The registered manager was an excellent role model who actively sought and acted on the views of people. People and their relatives without exception told us they thought the service was extremely well managed. We found all staff were very positive in their attitude to the company and their role and said they were committed to the support and care of the people. Staff said Partners in Support was different because the manager genuinely cared about all people and wanted to make a positive difference to people`s lives.

Systems to continually monitor the quality of the service were effective and there were ongoing plans for improving the service people received. The provider gathered information about the quality of their service from a variety of sources including people who used the service, their family and friends and professionals. The strong value based attitude of the registered manager and service managers, how they led through example best practice was implemented and followed throughout the service and staff felt motivated and well supported.

The service had developed and sustained effective links with professionals and this helped them have a multidisciplinary approach in supporting people. Their success in achieving positive outcomes for people and their ability to develop best practice led to them being asked to share their ideas to other organisations that supported people with disabilities. A manager from a different organisation wrote, “Just wanted to say a big thank you for inviting us to your Rumble awards, we had a great time and it was an inspirational evening. It was so lovely to see the people you support being recognised for who they are and their personal achievements, it’s clear you have a great team who support them very well. We have taken note for us of how to run a future Rumble awards night!! Well done and thank you to all your team who made us so welcome.”

 

 

 

 

 

 

 

 

 

During a check to make sure that the improvements required had been made

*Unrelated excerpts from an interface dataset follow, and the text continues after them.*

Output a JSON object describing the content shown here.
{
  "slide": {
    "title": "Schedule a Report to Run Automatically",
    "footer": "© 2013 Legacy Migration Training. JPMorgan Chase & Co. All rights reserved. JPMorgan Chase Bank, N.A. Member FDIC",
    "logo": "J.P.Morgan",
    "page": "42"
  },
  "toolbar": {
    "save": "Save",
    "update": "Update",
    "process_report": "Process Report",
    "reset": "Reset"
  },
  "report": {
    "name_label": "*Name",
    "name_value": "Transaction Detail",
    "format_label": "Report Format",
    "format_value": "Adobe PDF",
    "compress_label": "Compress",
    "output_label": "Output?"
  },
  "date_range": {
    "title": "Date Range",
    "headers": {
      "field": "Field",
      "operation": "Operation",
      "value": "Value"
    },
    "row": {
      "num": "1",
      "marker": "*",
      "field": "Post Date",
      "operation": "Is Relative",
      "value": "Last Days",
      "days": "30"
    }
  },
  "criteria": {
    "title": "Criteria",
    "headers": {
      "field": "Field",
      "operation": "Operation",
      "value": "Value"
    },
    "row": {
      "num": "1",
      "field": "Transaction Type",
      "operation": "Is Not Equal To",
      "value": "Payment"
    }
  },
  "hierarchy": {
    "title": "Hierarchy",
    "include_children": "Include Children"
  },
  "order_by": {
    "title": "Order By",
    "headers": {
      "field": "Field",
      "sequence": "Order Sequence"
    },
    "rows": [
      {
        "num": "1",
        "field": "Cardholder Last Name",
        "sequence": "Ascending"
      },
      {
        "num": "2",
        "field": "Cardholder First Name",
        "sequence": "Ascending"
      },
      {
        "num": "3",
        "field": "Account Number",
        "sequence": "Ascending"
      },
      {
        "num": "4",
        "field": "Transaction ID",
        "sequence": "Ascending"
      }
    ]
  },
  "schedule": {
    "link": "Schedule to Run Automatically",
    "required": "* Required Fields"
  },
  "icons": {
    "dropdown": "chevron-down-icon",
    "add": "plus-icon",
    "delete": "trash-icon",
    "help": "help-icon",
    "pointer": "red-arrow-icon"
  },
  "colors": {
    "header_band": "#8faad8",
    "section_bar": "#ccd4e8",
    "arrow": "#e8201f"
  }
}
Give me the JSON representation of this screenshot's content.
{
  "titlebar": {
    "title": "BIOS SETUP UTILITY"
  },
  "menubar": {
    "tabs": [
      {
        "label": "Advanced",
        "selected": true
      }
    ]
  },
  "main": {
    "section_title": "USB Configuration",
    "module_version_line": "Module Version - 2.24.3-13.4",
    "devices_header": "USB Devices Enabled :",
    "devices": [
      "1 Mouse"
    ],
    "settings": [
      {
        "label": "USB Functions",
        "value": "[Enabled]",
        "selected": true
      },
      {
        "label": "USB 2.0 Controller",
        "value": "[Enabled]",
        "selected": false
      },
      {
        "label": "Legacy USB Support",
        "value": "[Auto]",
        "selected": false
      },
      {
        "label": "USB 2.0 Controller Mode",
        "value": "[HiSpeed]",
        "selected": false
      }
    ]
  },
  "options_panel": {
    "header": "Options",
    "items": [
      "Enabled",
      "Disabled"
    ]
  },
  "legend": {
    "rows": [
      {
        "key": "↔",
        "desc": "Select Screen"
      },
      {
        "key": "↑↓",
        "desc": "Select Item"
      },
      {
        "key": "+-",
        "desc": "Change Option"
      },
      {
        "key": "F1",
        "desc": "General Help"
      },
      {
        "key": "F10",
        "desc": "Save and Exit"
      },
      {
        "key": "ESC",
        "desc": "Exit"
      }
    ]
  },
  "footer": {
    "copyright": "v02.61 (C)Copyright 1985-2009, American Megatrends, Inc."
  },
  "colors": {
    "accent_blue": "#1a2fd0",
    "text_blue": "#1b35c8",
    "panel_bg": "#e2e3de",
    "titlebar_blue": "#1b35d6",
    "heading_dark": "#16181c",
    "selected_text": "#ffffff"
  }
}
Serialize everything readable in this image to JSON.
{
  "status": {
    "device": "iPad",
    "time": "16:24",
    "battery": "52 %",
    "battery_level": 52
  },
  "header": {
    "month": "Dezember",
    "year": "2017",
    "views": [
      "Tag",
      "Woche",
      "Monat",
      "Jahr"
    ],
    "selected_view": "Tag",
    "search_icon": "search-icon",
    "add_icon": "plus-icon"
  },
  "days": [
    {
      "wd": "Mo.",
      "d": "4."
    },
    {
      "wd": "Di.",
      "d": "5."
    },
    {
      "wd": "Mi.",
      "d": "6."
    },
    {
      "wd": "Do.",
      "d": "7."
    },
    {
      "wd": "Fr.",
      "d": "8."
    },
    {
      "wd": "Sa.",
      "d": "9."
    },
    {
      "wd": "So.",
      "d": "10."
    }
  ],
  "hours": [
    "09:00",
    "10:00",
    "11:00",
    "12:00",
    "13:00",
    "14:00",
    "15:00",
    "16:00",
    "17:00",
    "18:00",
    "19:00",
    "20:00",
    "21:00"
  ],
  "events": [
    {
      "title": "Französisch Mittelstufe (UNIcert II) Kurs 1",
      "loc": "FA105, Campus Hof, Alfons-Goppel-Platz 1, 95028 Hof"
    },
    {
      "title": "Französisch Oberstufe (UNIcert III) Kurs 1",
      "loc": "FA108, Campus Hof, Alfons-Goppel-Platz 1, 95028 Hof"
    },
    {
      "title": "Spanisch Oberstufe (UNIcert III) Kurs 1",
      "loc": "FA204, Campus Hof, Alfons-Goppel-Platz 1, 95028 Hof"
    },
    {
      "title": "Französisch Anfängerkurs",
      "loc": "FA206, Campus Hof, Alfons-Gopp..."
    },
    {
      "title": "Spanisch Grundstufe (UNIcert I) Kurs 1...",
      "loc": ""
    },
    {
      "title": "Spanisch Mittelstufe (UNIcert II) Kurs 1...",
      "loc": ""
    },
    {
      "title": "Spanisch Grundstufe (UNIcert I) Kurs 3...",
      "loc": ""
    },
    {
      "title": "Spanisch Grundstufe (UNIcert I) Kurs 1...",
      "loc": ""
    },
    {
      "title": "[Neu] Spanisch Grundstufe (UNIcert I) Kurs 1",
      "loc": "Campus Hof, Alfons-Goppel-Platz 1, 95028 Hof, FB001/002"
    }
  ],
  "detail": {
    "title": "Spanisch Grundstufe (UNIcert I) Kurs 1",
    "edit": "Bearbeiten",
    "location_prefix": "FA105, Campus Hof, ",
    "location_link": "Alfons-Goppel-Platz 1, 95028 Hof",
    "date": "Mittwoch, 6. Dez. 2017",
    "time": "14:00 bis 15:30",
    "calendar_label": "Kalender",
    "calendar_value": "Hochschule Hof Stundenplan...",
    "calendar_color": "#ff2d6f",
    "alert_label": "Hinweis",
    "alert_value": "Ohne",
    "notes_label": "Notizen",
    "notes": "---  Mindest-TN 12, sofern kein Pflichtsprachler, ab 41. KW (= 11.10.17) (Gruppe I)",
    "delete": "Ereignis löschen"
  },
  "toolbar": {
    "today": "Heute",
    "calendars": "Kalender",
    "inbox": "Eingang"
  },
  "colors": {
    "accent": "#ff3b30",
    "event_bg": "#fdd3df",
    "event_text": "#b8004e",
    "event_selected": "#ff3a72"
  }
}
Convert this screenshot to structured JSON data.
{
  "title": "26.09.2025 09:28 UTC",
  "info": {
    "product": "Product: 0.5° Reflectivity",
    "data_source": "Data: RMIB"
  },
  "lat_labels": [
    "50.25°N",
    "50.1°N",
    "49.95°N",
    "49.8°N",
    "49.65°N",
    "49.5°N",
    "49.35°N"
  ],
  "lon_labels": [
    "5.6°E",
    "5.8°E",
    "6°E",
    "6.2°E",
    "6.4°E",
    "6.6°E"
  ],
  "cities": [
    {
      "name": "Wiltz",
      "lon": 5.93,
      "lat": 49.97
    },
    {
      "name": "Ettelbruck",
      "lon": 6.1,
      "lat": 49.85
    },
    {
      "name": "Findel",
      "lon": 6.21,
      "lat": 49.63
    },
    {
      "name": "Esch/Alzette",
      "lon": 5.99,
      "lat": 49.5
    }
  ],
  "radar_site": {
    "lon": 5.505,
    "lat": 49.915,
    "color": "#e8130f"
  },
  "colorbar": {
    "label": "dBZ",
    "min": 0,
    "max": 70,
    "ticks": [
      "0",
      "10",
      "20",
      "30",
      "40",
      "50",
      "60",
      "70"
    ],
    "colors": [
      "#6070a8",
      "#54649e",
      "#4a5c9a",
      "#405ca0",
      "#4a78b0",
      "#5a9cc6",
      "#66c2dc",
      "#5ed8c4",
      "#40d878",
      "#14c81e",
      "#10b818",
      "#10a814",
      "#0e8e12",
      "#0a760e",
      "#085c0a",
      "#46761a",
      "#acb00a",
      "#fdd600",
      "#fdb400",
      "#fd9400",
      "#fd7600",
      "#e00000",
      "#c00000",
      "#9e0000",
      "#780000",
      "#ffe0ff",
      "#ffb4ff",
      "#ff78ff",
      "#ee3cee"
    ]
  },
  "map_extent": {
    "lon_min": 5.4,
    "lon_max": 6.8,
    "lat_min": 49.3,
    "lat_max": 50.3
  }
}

Our inspection of 22 November 2013 found that people were not protected by the provider’s recruitment procedure.

Following our inspection the manager sent us information that showed they had made improvements and had a satisfactory recruitment process in place. This meant that people receiving a service were protected by the recruitment checks that the provider carried out.

Inspection carried out on 22 November 2013

During a routine inspection

At the time of our inspection on 22 November 2013 seven people received assistance with personal care. Due to people’s complex needs the majority of people who received a service were not able to share their views of the service with us. However, we met two people and spoke with the relatives of two other people who received a service from this provider. We also spoke with five staff and the manager.

People’s views and experiences were taken into account in the way the service was provided and delivered in relation to their care. One relative said, “It’s great that [the staff] want our involvement. They always ring and discuss things.”

Care was planned and delivered in a way that ensured people’s safety and welfare. Without exception people made very positive comments about the service they or their relative received from Partners in Support. One person’s relative told us the service was, “Brilliant, absolutely brilliant.” They said since receiving a service from this provider, the person had become “…more confident and happy.” Another relative told us, “I feel [the staff] always want the best for my [relative].”

People who received a service from this provider were protected from the risk of abuse because the provider had taken reasonable steps to identify the possibility of abuse and prevent abuse from happening.

People told us they liked the staff who provided their care. People’s relatives told us that they had a stable team of staff who supported them. One relative commented that they felt the provider “Chose staff very carefully” and that this meant that the right people were recruited to work with the person. However, we found that people were not protected by the provider’s recruitment procedure because new staff provided care before a satisfactory criminal records check was obtained.

The provider had an effective system in place to regularly assess and monitor the quality of service that people received.